Ireland’s Eurovision 2019 entry was not intended for a female singer, says Head of Delegation.
Speaking to Liffey Sound FM, Ireland’s Head of Delegation Michael Kealy has revealed that “22” was not originally written for Sarah McTernan. The demo of the Irish entry featured male vocals, and so the selection panel and Michael himself thought that the song would be best suited for a male singer. However, once RTÉ heard Sarah’s version of the song, they reconsidered their options and went on to select her for the contest.
Michael also expressed that he is confident of Ireland’s chances at the contest this year:
“We had a strong semi-final last year and everyone said we wouldn’t qualify, everyone said we would struggle to qualify…and we qualified comfortably. I am not writing our chances off by any means and I think she has a very, very strong chance to qualify.”
“A lot of those songs are very similar. A lot of them have a big ballad-y kind of song. Ours is different — ours will stand out for being different. There are also a lot of male vocals going on there. We don’t. We have a female vocal. That will differentiate us as well.”
Who is Sarah McTernan?

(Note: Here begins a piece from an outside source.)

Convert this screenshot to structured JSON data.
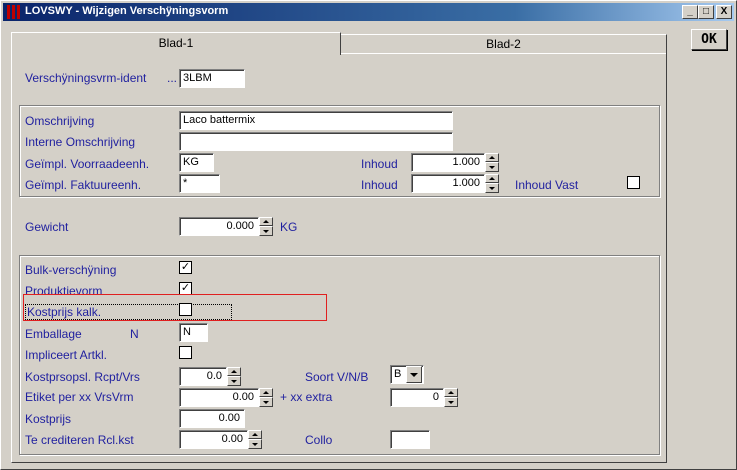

Sarah McTernan is best known for participating in The Voice of Ireland in 2015. She made it through the Blind Auditions stage and was selected to be part of Rachel Stevens’ team. She then made it all the way through to the Live Shows before going on to finish third in the final.
In 2018 Sarah was one of a number of singers who applied to represent San Marino at Eurovision. She did not make it through to the latter stages of the contest having been knocked out in the online vote.
Ireland debuted in the Eurovision Song Contest in 1965 and is currently the most successful country to have participated in the contest, winning a total of seven times. During the 1990’s Ireland was a powerhouse in the contest becoming the first country to win three years in a row from 1992 to 1994. Since 2000 Ireland has struggled in the contest having qualified from the semi-final into the final just six out of a possible 13 times. Ireland’s last top 10 result came in 2011 when Jedward finished 8th in Dusseldorf.